Integrating the capabilities of drones and robots opens up greater opportunities for environmental protection as well as research such as the ability to collect imagery both under and above water.
The European Union (EU) has funded a series of projects involving cooperation between various types of robotic vehicles with different capabilities and characteristics to track and take action against oil spills. The fleet, consisting of aerial drones, autonomous underwater vehicles and unmanned surface vehicles, has completed a series of training exercises in the Adriatic and Mediterranean Seas since 2014.
Despite the many new applications for unmanned autonomous vehicles in environmental monitoring, this sector still accounts for only a small part of all sales of commercial drones and robots.
Where commercial drones are concerned, different market research companies offer widely varying forecasts of global market values over the next few years, because some predictions include sales of consumer drones. Research and Markets forecasts that the market is expected to grow from USD 755 million in 2017 to USD 2 034 billion in 2022, at a Compound Annual Growth Rate (CAGR) of 21,91% over the five‑year period. Transparency Market Research predicts that the global commercial drones market will grow at 13,8% CAGR from 2017 to 2025, with revenue reaching USD 8,8 billion in 2025.

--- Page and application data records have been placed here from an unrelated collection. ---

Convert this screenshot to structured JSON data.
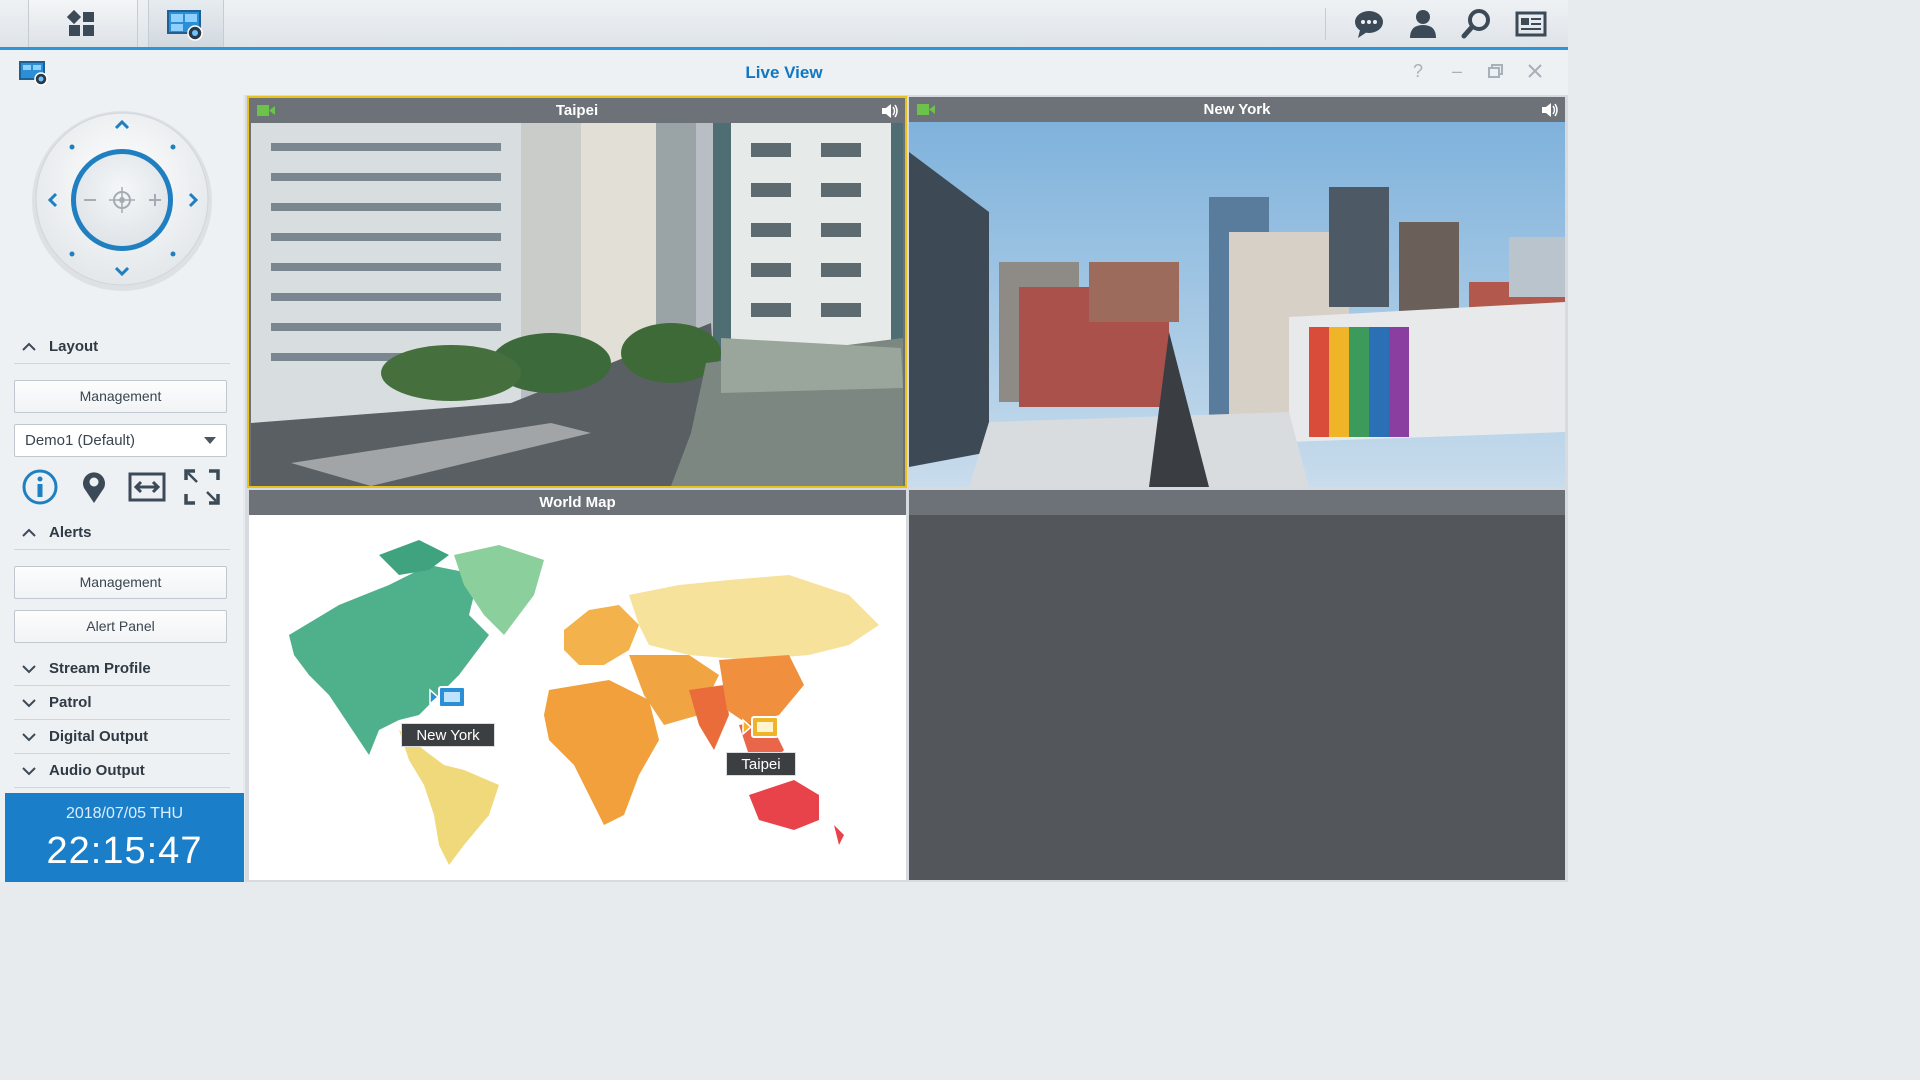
{
  "window": {
    "title": "Live View"
  },
  "taskbar": {
    "icons": [
      "main-menu-icon",
      "surveillance-app-icon",
      "notifications-icon",
      "user-icon",
      "search-icon",
      "widgets-icon"
    ]
  },
  "sidebar": {
    "layout": {
      "label": "Layout",
      "management": "Management",
      "selected_layout": "Demo1 (Default)"
    },
    "alerts": {
      "label": "Alerts",
      "management": "Management",
      "alert_panel": "Alert Panel"
    },
    "sections": [
      {
        "label": "Stream Profile"
      },
      {
        "label": "Patrol"
      },
      {
        "label": "Digital Output"
      },
      {
        "label": "Audio Output"
      }
    ],
    "clock": {
      "date": "2018/07/05  THU",
      "time": "22:15:47"
    }
  },
  "panes": {
    "taipei": {
      "title": "Taipei"
    },
    "newyork": {
      "title": "New York"
    },
    "worldmap": {
      "title": "World Map",
      "markers": [
        {
          "label": "New York"
        },
        {
          "label": "Taipei"
        }
      ]
    }
  },
  "colors": {
    "accent": "#0f78c2",
    "active_border": "#e8c21a",
    "clock_bg": "#1a7fc8",
    "empty_pane": "#53575b"
  }
}
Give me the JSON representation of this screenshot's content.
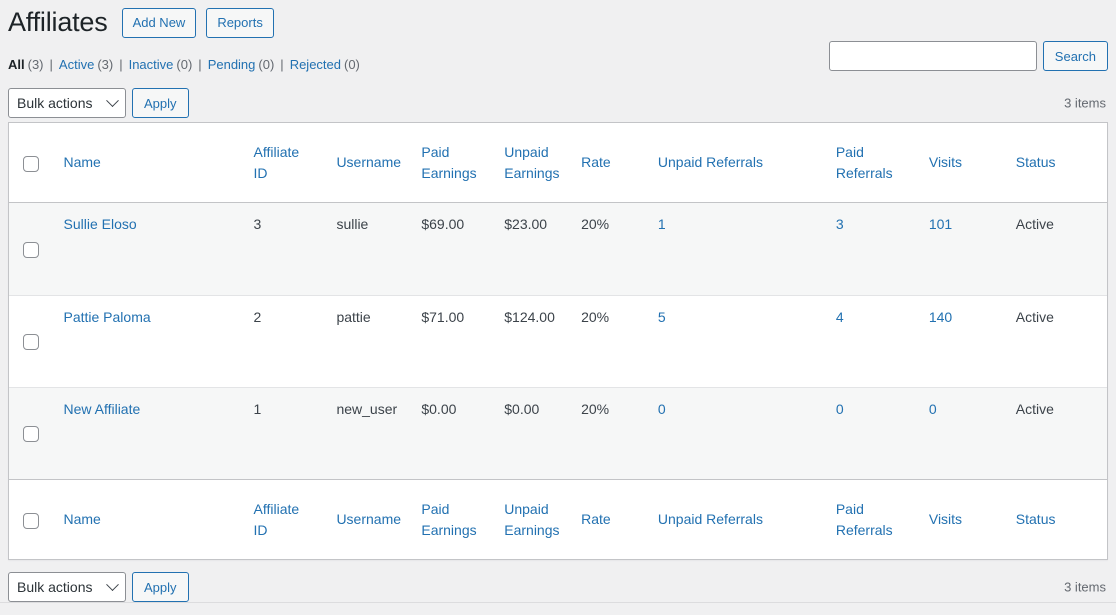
{
  "header": {
    "title": "Affiliates",
    "actions": [
      {
        "label": "Add New",
        "name": "add-new-button"
      },
      {
        "label": "Reports",
        "name": "reports-button"
      }
    ]
  },
  "filters": [
    {
      "label": "All",
      "count": "(3)",
      "current": true
    },
    {
      "label": "Active",
      "count": "(3)",
      "current": false
    },
    {
      "label": "Inactive",
      "count": "(0)",
      "current": false
    },
    {
      "label": "Pending",
      "count": "(0)",
      "current": false
    },
    {
      "label": "Rejected",
      "count": "(0)",
      "current": false
    }
  ],
  "separator": "|",
  "search": {
    "value": "",
    "placeholder": "",
    "submit_label": "Search"
  },
  "tablenav_top": {
    "bulk_label": "Bulk actions",
    "apply_label": "Apply",
    "displaying_num": "3 items"
  },
  "tablenav_bottom": {
    "bulk_label": "Bulk actions",
    "apply_label": "Apply",
    "displaying_num": "3 items"
  },
  "table": {
    "columns": [
      {
        "key": "name",
        "label": "Name"
      },
      {
        "key": "affid",
        "label": "Affiliate ID"
      },
      {
        "key": "username",
        "label": "Username"
      },
      {
        "key": "paid",
        "label": "Paid Earnings"
      },
      {
        "key": "unpaid",
        "label": "Unpaid Earnings"
      },
      {
        "key": "rate",
        "label": "Rate"
      },
      {
        "key": "unpref",
        "label": "Unpaid Referrals"
      },
      {
        "key": "paidref",
        "label": "Paid Referrals"
      },
      {
        "key": "visits",
        "label": "Visits"
      },
      {
        "key": "status",
        "label": "Status"
      }
    ],
    "rows": [
      {
        "name": "Sullie Eloso",
        "affid": "3",
        "username": "sullie",
        "paid": "$69.00",
        "unpaid": "$23.00",
        "rate": "20%",
        "unpref": "1",
        "paidref": "3",
        "visits": "101",
        "status": "Active"
      },
      {
        "name": "Pattie Paloma",
        "affid": "2",
        "username": "pattie",
        "paid": "$71.00",
        "unpaid": "$124.00",
        "rate": "20%",
        "unpref": "5",
        "paidref": "4",
        "visits": "140",
        "status": "Active"
      },
      {
        "name": "New Affiliate",
        "affid": "1",
        "username": "new_user",
        "paid": "$0.00",
        "unpaid": "$0.00",
        "rate": "20%",
        "unpref": "0",
        "paidref": "0",
        "visits": "0",
        "status": "Active"
      }
    ]
  },
  "colors": {
    "link": "#2271b1",
    "text": "#3c434a",
    "title": "#1d2327",
    "page_bg": "#f0f0f1",
    "row_alt_bg": "#f6f7f7",
    "border": "#c3c4c7"
  }
}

Demand for drones and robots designed specifically for use in environmental monitoring is set to grow as governments around the world launch more initiatives to assess and reduce pollution.